_WHAT IS NEEDED_: Pick every line out of the entries below that holds the string "Análise", and report them.

====== INFORMATION PROVIDED ======

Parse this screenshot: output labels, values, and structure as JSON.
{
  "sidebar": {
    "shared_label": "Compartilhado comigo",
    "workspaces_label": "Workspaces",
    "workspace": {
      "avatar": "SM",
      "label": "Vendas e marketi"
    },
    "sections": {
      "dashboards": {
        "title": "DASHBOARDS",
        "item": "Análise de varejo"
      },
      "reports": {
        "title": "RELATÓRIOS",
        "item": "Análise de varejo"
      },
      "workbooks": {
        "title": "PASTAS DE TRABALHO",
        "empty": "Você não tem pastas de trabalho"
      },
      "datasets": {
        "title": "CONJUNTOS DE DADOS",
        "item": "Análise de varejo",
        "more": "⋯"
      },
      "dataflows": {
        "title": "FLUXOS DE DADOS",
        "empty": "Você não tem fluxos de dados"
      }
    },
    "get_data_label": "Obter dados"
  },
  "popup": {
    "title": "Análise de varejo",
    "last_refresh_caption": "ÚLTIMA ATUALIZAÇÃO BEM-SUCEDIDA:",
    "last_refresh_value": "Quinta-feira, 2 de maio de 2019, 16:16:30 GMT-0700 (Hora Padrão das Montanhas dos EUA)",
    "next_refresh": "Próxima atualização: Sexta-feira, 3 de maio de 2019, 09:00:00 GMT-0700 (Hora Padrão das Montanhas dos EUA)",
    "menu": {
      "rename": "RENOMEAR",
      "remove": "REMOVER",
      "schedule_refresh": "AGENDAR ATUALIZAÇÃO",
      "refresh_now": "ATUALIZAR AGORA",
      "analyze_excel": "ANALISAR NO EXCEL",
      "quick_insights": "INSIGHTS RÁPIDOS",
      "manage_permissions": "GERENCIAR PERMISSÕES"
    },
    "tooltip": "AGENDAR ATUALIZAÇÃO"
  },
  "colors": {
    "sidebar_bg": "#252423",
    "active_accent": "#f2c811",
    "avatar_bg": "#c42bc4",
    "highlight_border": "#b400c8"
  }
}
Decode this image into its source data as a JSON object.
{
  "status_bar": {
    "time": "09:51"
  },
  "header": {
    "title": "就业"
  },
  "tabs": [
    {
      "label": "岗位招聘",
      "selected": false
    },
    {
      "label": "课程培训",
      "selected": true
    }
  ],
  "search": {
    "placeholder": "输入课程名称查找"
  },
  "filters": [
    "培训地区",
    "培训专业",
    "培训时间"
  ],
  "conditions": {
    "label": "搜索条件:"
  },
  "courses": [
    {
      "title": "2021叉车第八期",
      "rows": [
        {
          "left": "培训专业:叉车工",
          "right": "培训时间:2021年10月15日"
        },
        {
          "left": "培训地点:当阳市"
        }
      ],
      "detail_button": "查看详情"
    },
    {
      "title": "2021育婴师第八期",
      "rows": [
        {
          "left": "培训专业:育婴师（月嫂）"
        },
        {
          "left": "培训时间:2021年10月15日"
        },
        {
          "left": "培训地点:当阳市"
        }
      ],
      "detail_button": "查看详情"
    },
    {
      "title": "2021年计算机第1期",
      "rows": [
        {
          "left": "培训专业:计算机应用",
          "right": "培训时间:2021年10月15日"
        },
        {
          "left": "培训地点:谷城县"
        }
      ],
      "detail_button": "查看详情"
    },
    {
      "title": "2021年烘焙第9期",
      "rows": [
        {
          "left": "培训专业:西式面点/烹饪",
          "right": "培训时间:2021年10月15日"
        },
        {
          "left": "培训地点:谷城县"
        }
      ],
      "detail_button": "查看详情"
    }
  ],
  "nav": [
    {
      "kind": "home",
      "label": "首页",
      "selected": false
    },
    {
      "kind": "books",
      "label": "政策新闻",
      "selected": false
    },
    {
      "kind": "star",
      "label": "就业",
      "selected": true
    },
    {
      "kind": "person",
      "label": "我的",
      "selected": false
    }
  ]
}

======

_SOLUTION TO THE EXERCISE_:
        "item": "Análise de varejo"
        "item": "Análise de varejo"
        "item": "Análise de varejo",
    "title": "Análise de varejo",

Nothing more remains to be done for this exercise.